DIRECTIONS>
All that is needed is each line of the entries holding the word "MACD", copied as it stands.

**********

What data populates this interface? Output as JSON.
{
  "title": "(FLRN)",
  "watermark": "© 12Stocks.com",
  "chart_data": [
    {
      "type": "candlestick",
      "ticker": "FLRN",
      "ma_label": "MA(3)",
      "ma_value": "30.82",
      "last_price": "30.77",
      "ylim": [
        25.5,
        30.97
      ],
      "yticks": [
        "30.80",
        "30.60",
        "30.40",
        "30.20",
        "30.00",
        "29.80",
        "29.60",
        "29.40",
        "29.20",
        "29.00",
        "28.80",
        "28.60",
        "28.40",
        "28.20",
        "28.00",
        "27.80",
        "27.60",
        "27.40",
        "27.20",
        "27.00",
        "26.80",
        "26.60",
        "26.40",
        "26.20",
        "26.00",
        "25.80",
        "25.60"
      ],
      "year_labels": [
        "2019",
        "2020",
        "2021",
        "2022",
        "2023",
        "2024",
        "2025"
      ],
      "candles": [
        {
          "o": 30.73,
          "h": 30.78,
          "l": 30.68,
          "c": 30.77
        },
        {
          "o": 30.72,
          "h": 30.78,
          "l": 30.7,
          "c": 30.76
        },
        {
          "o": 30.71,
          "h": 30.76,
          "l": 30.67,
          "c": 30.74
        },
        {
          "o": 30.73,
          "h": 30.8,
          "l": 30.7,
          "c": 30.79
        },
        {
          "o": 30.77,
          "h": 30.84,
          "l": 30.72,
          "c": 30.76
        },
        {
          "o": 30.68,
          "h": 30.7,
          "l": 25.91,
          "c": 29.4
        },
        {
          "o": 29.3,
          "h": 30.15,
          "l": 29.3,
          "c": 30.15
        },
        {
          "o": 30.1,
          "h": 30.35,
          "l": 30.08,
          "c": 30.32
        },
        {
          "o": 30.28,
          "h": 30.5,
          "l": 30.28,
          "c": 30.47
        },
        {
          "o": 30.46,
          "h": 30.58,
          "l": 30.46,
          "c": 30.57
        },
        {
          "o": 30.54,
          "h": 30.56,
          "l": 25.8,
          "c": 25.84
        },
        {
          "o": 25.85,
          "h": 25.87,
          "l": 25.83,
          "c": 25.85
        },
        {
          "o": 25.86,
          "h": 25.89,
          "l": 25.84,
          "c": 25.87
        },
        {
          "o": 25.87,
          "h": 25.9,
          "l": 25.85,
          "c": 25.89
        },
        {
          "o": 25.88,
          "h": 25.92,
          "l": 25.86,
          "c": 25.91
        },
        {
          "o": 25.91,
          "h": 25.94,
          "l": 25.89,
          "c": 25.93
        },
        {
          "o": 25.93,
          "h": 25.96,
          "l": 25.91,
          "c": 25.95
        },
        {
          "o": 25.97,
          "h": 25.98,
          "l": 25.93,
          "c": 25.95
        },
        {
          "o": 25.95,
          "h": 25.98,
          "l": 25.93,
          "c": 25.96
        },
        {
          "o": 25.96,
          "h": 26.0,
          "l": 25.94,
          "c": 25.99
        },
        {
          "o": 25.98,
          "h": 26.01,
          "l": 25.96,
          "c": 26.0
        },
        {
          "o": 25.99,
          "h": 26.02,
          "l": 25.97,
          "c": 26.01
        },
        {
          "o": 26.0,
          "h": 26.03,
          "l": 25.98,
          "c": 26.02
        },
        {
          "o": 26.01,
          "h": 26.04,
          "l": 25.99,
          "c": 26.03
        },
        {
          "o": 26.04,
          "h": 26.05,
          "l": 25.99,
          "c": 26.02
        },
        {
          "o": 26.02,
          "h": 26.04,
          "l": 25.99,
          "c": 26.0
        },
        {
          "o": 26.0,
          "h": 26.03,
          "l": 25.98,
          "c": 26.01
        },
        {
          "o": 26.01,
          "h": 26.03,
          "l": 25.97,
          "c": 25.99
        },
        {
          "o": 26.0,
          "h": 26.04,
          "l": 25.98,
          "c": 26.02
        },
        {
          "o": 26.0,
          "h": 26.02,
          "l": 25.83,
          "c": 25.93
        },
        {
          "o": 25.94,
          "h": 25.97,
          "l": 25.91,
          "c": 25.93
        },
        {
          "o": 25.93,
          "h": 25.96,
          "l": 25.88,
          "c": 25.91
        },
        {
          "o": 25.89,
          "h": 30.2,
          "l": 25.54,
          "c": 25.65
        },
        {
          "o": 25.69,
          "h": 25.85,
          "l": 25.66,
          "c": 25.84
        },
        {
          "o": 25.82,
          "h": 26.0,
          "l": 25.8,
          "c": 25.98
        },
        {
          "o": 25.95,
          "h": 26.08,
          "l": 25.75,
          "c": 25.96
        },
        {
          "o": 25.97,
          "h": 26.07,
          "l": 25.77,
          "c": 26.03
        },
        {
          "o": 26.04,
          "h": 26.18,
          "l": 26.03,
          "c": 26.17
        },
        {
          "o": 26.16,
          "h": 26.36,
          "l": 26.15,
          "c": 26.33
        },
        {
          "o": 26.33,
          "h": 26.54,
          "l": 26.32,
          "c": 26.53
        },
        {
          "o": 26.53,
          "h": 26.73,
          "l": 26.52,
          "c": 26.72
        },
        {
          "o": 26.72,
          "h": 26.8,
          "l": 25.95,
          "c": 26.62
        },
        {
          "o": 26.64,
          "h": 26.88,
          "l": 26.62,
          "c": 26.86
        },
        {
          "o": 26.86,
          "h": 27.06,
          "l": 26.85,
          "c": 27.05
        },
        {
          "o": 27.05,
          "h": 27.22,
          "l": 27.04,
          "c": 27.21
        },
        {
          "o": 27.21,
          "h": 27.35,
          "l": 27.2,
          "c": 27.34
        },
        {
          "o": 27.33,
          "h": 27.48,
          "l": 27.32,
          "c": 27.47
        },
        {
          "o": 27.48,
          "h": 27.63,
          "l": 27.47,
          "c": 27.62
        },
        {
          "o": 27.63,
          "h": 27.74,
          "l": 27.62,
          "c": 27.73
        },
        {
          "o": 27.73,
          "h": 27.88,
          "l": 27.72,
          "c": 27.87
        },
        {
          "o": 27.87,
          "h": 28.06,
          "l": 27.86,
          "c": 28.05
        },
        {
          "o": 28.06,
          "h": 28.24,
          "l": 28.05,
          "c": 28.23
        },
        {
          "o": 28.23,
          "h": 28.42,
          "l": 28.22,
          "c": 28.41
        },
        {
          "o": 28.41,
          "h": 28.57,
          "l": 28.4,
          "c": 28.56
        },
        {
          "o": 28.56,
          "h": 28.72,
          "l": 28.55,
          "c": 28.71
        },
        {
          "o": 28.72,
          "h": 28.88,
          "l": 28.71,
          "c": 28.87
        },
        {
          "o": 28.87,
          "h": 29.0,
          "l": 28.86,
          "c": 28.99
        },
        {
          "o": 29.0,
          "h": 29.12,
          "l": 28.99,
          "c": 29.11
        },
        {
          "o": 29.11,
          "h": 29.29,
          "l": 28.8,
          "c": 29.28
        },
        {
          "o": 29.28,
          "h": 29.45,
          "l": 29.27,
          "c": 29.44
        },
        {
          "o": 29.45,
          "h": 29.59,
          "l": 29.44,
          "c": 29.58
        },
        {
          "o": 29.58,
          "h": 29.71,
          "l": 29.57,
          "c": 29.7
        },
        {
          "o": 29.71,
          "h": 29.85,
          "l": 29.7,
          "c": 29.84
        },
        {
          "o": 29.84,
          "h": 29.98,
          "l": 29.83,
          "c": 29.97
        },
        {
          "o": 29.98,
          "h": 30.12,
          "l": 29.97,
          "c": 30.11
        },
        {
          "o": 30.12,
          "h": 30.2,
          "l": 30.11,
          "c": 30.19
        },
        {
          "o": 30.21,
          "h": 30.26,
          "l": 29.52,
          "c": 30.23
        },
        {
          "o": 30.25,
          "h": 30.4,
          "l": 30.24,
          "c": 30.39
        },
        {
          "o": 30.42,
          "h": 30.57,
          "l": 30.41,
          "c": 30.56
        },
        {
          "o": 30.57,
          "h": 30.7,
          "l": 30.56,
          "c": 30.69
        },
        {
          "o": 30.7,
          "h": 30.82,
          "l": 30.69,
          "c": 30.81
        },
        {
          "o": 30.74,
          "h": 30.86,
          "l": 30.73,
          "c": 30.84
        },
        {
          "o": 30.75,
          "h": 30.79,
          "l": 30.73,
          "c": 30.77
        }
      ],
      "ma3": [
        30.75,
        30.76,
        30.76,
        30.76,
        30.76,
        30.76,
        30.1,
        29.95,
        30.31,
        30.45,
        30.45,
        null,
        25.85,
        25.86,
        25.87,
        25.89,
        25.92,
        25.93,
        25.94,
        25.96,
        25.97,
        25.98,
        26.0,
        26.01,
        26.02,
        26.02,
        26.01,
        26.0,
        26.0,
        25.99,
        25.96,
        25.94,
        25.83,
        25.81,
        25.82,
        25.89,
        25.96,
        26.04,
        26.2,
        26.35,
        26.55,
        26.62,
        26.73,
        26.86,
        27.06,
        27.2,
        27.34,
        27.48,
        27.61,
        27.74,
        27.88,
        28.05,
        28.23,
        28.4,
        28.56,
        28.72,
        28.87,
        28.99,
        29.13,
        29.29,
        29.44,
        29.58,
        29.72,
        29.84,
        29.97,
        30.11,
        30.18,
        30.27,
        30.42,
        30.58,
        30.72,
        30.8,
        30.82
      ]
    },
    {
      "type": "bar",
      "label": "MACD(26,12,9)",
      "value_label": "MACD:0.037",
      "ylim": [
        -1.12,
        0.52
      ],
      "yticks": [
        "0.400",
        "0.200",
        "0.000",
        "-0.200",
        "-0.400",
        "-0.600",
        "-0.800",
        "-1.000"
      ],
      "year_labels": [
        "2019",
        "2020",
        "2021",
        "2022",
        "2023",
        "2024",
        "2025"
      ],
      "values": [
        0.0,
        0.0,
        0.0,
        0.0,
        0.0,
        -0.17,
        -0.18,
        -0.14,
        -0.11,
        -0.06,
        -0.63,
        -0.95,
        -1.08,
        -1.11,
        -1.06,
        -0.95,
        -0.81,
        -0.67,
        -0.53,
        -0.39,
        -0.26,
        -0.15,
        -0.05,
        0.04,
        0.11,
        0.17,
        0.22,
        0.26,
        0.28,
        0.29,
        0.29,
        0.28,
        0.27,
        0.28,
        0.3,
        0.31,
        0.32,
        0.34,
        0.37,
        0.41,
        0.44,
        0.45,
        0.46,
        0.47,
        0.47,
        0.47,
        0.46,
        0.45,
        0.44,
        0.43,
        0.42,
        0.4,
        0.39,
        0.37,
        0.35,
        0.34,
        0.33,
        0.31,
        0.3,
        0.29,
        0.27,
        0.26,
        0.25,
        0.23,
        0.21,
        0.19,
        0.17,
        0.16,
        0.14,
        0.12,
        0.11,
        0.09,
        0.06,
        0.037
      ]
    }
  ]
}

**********

THE COMPLETED TASK>
      "label": "MACD(26,12,9)",
      "value_label": "MACD:0.037",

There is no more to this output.